What he's saying: "What we're experiencing in Washington is profound changes particularly in our grassland and our sage brush. It's incredibly dry, very hot, and as a result we have explosive conditions in the state of Washington," he said.
Smoke from the historic wildfires ravaging the U.S. West was observed over the United Kingdom and other parts of Europe this week, and it will return to the continent this weekend, per European scientists' research.
Why it matters: "The fact that these fires are emitting so much pollution into the atmosphere that we can still see thick smoke" some 5,000 miles away "reflects just how devastating they have been in their magnitude and duration," said Mark Parrington, senior scientist at the European Commission's Copernicus Atmosphere Monitoring Service (CAMS), which studied the data, in a statement.
The air quality in Portland has become the worst in the world — with Seattle, Los Angeles and Denver also ranking up there with notoriously polluted places like Delhi and Shanghai.

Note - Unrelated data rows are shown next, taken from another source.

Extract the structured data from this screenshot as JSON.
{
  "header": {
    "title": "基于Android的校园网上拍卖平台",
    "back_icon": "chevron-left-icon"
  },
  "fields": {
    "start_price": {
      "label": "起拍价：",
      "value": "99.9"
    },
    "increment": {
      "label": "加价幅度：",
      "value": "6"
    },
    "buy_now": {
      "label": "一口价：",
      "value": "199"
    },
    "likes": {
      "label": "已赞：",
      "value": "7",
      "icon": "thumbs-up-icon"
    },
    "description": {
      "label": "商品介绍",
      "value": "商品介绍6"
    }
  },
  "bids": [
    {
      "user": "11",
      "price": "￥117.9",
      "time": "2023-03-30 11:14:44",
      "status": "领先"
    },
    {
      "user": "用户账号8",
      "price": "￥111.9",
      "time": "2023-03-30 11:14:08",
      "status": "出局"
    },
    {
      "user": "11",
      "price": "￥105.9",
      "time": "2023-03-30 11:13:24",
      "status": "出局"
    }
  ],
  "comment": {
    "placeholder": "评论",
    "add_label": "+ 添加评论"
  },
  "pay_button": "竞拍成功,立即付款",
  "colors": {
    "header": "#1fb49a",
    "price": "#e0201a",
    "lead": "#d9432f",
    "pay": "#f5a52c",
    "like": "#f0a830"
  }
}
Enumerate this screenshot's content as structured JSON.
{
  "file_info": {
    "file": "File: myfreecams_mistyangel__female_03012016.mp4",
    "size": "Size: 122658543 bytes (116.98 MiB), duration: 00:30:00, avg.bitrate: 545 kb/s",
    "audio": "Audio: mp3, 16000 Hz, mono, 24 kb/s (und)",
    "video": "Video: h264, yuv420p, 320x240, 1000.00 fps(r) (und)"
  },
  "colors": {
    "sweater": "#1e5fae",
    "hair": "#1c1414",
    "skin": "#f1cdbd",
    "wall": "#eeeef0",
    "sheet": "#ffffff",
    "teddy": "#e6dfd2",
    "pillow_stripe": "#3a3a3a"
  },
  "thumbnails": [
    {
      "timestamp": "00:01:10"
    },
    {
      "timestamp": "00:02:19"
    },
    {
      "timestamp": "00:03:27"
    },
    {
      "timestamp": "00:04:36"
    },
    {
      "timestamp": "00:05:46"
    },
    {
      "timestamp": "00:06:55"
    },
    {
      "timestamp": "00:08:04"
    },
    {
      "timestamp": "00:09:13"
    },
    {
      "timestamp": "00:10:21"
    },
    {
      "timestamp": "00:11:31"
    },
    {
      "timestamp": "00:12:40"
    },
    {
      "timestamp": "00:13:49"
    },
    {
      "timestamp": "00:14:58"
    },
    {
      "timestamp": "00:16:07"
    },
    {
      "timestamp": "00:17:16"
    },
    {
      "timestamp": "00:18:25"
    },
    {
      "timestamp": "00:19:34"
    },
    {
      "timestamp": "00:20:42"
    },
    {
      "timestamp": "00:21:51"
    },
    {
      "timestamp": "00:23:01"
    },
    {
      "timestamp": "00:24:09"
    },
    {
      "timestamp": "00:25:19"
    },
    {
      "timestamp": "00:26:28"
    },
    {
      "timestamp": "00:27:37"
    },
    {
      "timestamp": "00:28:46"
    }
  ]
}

Why it matters: Big-city residents often consider themselves smugly immune to the physical wreckage of calamities like wildfires, floods and hurricanes. The pernicious smoke now blanketing the splendid cities of our nation's Western spine is a reminder that no one is exempt from climate change.